Let’s start off with the question itself: ‘Who are the publics in public relations?’ If you’re already well-acquainted with the public relations industry, this question may seem to have an obvious answer, but if you’re brand new to PR, answering this question is central to understanding why PR continues to be such a large and crucial line of work.
By the end, we’ll be taking a much closer look at how the internet and data tracking have continued to change how clients determine their audiences and who exactly they’d like to market to with their upcoming campaign.
Is it possible that the ‘public’ in public relations could just refer to general audiences? Yes, it’s possible, but a scenario where a PR client hopes to reach absolutely everyone is quite rare.
In reality, public relations efforts need to keep their audience relatively narrow in order to be as effective as possible.
When a client and a PR agency agree on a specific group of people they’d like to market to with an upcoming campaign, this is referred to as a target audience.
The concept of a target audience is simple enough to understand, but in action, the idea is actually very complex and can involve a great deal of research.
In fact, if you decide to pursue a degree in public relations or a closely related field, a significant portion of your studies will be dedicated to understanding what a target audience is and how that target audience can be reached with a public relations campaign.
The rest of this article will provide a basic introduction to the idea of target audiences, why they’re important and how they can be determined prior to the launch of a new campaign.
The official definition of a target audience is “a particular group at which an advertising campaign is aimed.”
When working in PR, understanding precisely who your target audience is can be one of the most important factors to achieving success with your campaign.
You can’t expect a campaign to impact absolutely everyone who comes into contact with campaign materials.
Sure, this would represent a best-case scenario, but it’s certainly not very likely.
Not only that, but the costs of crafting a campaign that reaches all demographics would be exorbitant, and very few clients could ever afford that kind of PR.
Generally speaking, the narrower the target audience, the more accurate and effective public relations professionals can be when creating a campaign.
Thankfully, the internet age has offered some serious advantages to those looking to determine their target audience, and that’s what we’d like to discuss next.
Several decades ago, in-person focus testing was one of the only ways that public relations professionals could get a sense of whether a new product or advertisement would be received positively by their target audience.

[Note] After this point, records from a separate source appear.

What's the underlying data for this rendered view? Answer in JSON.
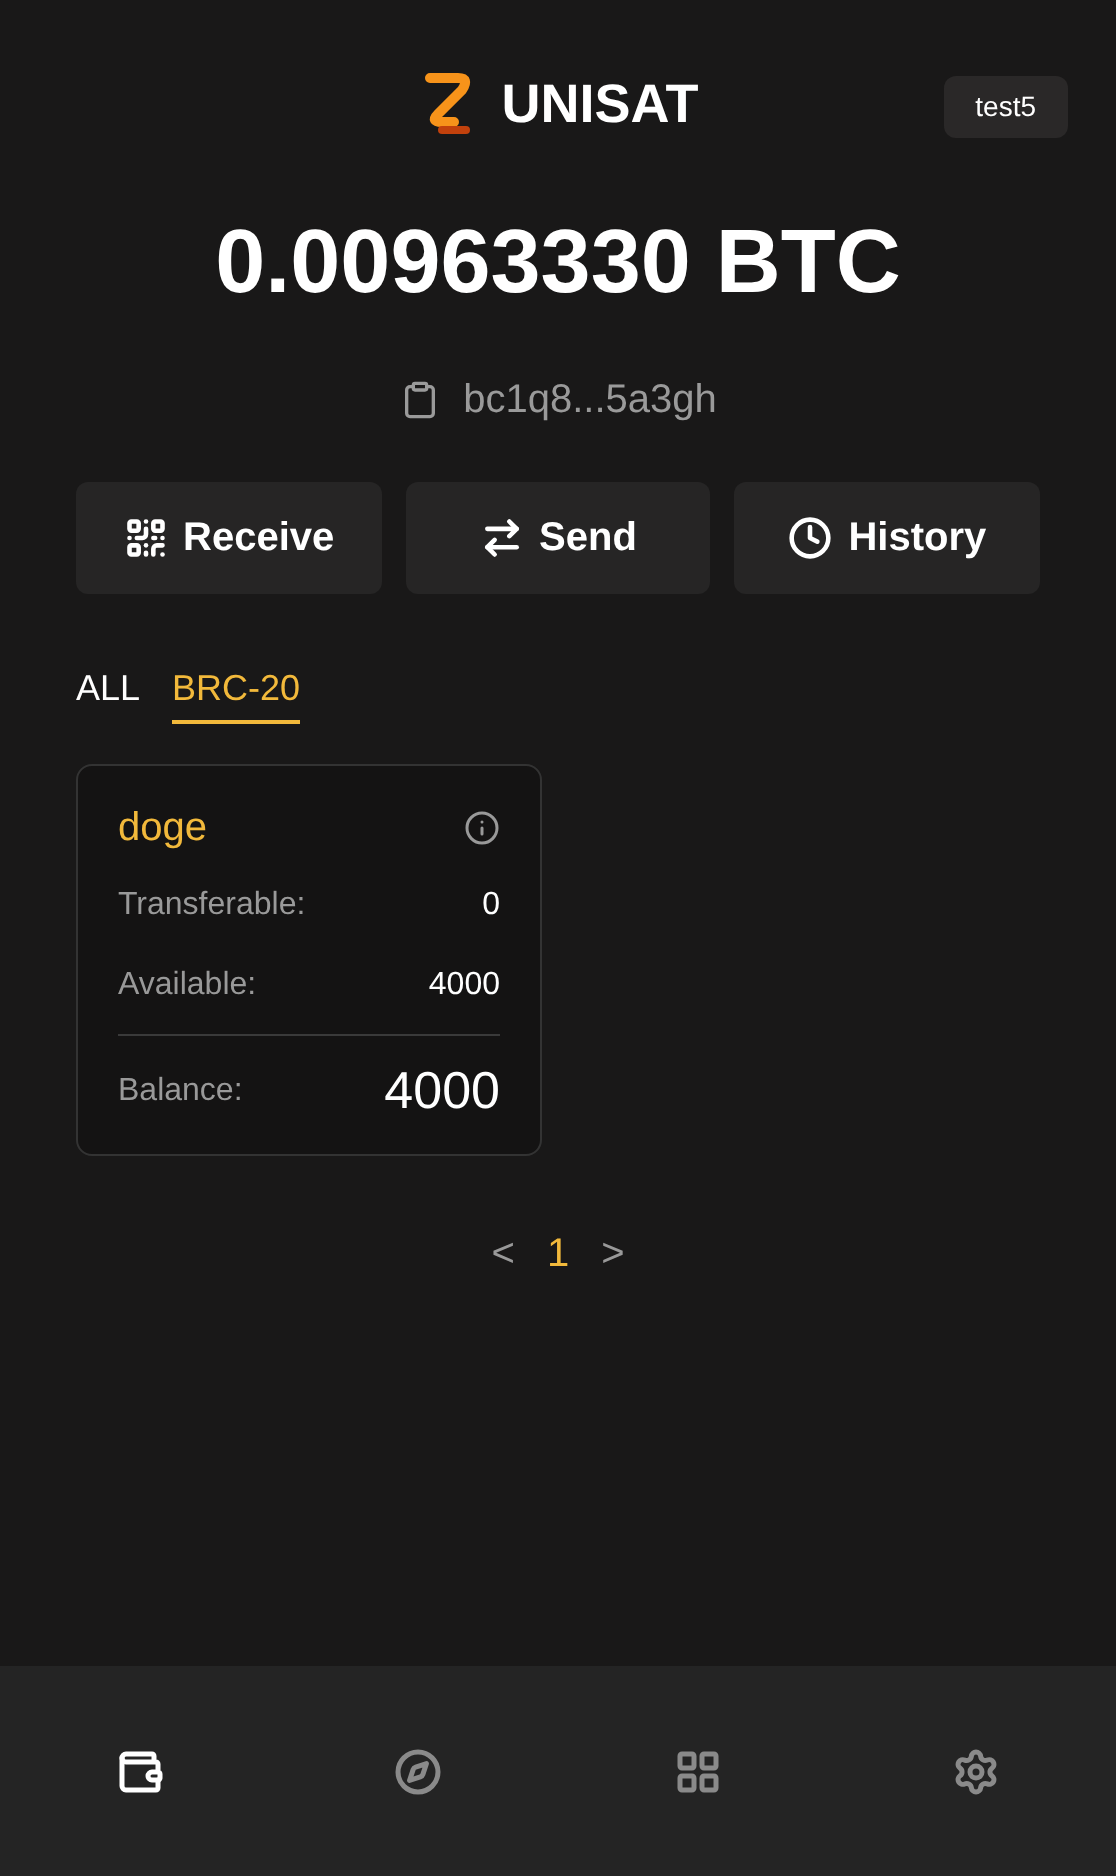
{
  "header": {
    "brand": "UNISAT",
    "account": "test5"
  },
  "balance": "0.00963330 BTC",
  "address": "bc1q8...5a3gh",
  "actions": [
    {
      "kind": "receive",
      "label": "Receive"
    },
    {
      "kind": "send",
      "label": "Send"
    },
    {
      "kind": "history",
      "label": "History"
    }
  ],
  "tabs": [
    {
      "label": "ALL",
      "selected": false
    },
    {
      "label": "BRC-20",
      "selected": true
    }
  ],
  "tokens": [
    {
      "name": "doge",
      "transferable_label": "Transferable:",
      "transferable": "0",
      "available_label": "Available:",
      "available": "4000",
      "balance_label": "Balance:",
      "balance": "4000"
    }
  ],
  "pagination": {
    "prev": "<",
    "pages": [
      {
        "label": "1",
        "selected": true
      }
    ],
    "next": ">"
  },
  "nav": [
    {
      "kind": "wallet",
      "selected": true
    },
    {
      "kind": "compass",
      "selected": false
    },
    {
      "kind": "apps",
      "selected": false
    },
    {
      "kind": "settings",
      "selected": false
    }
  ]
}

They would gather members of that target audience, or people from several different demographic groups, and ask them direct questions about a new commercial or print ad.
The responses they received would then be used to alter the campaign as needed to improve the results.
But while focus groups are still used on occasion, the more popular option now is to use the power of big data to help inform PR campaigns.
For example, data collection of online users could show that a client’s target audience also tends to have an interest in hobby Y.
An intelligent PR move would be to secure placements for the client with a number of websites that cater specifically to people interested in hobby Y.
This would immediately increase the chances that the client’s campaign would be seen by a significant portion of their target audience in a way that feels natural.
If these placements prove to be effective, then, in the future, the PR agency could establish partnerships with some of these websites to guarantee a certain number of placements each month, therefore securing greater visibility.
Before we move on, we should also mention that all this enhanced and accurate information can help PR professionals realize more quickly where they’re gone wrong.
Making mistakes is part of any industry, but in the world of public relations, it’s especially important to correct mistakes as soon as possible.
Again, in the past, it might have taken months or even years to realize that a campaign isn’t performing as it should.
But now, feedback loops from audiences are much more immediate, especially if the client offers direct channels by which customers, users, etc. can communicate with them.
When targeted PR works, it really works. Best of all, data collected online can allow both you and the client to see exactly how many people engaged with campaign materials.
In the past, a PR agency might have arranged to have a press release published in several local newspapers with the hopes of alerting audiences to a new product line or a change in company leadership.
But outside of sales numbers, there would be no way of knowing how many people even read the press release in the first place.
That has all changed now. A client’s website alone can record incredibly detailed analytics about how many individuals visited the site within any length of time, how long those visitors stayed on the site, which links they clicked on, and what information they’re likely to have seen while on the site.
If that site also offers an enticing reason to sign up for the client’s email list, then the site will be able to request more specific visitor information, which can then elaborate on the demographics of visitors.
You can see how easily these advanced capabilities feed into a loop of information. As time goes on, a client can learn much more about who their ‘public’ really is, and how to reach that public with future campaigns.
Thanks to the ubiquity of data tracking and analytics services for online traffic, all of these resources have become available to more and more businesses thanks to their relatively low costs.